At this time of this post, I am enrolled in the CTY program of Seneca College in Toronto. At the moment, am split between learning Linux and Networking stuff, both of which are a huge part of the program. I started the program in January 2012 and originally had the plan to complete it with no breaks, but the constant pressure of having to complete some assignment or prepare for a test made me take a break in summer 2013 after all. As of september 2013, I’m back to Seneca taking NDD430, SBR600, and PHP701 and planning to graduate from CNS once I complete these courses *fingers crossed*

SBR600 seems to be an interesting course so far, in which the students will be working on improving the Pidora OS for Raspberry Pi. From what I’ve read, Pidora is good for people who like to tinker and play with their Pi’s or have a certain purpose for it like a server, but not really good for use as an all-around OS. I’m pretty sure this comes from trying to roll out new versions without fixing the old ones, and of course it is due to lack of 3d accelerated graphics on Pidora that it is not the best option for an OS to be used on the Pi for an all around desktop experience.  Hopefully the issue with accessing the 3d graphics chip will soon get resolved so we can have an actual hardware accelerated experience with the Raspberry Pi running Pidora. (Note, according to this article http://www.pcper.com/news/General-Tech/Raspberry-Pi-Replacing-X11-WaylandWeston-Get-GPU-Acceleration , the Raspberry Pi foundation is moving away from using the X driver, and using the Wayland display server instead.
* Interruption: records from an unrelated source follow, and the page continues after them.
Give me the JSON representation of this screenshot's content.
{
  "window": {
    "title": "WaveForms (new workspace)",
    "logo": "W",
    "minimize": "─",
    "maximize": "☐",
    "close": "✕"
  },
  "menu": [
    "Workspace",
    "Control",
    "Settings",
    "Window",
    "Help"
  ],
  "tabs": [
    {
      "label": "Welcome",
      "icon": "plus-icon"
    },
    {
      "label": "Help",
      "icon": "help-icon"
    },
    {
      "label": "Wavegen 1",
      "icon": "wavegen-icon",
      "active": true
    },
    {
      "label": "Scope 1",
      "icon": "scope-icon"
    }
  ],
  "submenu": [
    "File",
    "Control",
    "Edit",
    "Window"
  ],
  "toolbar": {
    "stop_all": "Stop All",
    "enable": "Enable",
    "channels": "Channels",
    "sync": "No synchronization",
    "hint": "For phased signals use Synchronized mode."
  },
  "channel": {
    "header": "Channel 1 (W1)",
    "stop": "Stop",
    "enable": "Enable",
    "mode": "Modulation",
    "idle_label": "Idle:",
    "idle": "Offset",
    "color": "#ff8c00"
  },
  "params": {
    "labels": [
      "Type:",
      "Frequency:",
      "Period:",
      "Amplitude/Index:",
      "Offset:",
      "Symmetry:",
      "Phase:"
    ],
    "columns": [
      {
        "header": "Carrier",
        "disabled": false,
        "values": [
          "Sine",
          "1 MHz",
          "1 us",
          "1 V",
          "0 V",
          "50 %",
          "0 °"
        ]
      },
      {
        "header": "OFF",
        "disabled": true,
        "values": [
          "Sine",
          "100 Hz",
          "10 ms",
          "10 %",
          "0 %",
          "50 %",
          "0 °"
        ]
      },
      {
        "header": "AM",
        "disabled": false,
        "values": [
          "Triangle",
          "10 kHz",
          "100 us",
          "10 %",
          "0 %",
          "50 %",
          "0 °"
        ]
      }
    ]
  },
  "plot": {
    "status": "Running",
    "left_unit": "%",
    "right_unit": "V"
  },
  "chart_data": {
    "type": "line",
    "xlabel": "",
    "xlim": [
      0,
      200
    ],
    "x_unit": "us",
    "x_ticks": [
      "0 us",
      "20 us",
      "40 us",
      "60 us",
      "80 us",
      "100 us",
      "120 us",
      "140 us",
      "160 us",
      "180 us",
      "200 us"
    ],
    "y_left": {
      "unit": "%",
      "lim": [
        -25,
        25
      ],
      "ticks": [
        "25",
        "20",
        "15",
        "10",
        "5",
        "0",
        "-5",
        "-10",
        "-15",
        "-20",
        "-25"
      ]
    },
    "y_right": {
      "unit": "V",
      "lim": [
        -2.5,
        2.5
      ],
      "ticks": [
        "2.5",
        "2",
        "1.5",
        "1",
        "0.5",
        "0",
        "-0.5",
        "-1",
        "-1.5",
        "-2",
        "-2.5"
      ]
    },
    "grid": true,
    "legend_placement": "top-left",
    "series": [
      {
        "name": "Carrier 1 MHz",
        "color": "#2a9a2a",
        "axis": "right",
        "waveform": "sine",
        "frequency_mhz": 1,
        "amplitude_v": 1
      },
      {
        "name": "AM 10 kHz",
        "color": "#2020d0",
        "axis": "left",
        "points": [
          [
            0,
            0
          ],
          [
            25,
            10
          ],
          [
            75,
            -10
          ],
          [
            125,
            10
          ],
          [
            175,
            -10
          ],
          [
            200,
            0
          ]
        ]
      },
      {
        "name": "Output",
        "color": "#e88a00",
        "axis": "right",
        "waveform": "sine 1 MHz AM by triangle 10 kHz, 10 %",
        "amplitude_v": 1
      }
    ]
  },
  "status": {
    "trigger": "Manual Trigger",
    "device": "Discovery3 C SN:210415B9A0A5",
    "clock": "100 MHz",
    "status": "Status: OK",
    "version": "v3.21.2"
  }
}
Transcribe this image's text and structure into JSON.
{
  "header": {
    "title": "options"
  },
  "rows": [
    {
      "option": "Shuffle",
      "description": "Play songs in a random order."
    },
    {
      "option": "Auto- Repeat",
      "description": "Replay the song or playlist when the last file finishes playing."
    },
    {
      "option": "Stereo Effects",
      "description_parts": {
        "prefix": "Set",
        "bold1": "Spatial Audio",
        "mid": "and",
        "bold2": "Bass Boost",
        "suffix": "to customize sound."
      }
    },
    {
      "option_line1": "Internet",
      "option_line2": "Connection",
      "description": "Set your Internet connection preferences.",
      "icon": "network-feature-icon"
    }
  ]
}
This makes me wonder what will be Pidora’s next move; will they keep trying to make things work with X11 or will they adopt the same driver?) I only have to wait and see.

I decided to read what the people in the fedora-devel IRC channel were saying, and this is what I saw:

<halfie> dan408, bochecha_ the upstream guys are super good. they have already fixed the “__MACOSX” problem.
<praveenkumar> jerboaa, I am trying to understand how we can automate koji stuff in a python script, like initiate a build, check the status, after complete get the data ..etc.
<praveenkumar> jerboaa, for that I am going through with koji API stuff.
* tuanta has quit (Read error: Operation timed out)
* tuanta (~tuanta@222.252.85.209) has joined #fedora-devel
<jerboaa> praveenkumar, ok. what MerlinTHP said above. source code for the koji client is best. other than that. there is a builsys list with people on which implemented it. https://admin.fedoraproject.org/mailman/listinfo/buildsys
<praveenkumar> jerboaa, yes I am going through that as MerlinTHP said, will check ML also.
<MerlinTHP> I’m not aware of a real API spec for koji, so your best bet is definately reading the koji cli sources.

Mind you, this is at 4am. All the Microsoft developers are snoring away in their bedrooms at this time, but these guys are working around the clock to improve Linux, so I gotta give the open source community some respect for doing what they do. It also shows how seamless communication can be even if you are across the globe from somebody else, there is always tools for you to communicate and get the job done. I like that.

I hope this class will connect me with the open source people a bit more, and I will be able to contribute to the open source community. I’ve already created accounts on several resources associated with open source; these include the Fedora Wiki, Seneca Wiki, and several related channels on both freenode and mozilla IRC servers. My name there is Slava_ just in case you’re wondering, but best way to reach me is by email at sbasatski@myseneca.ca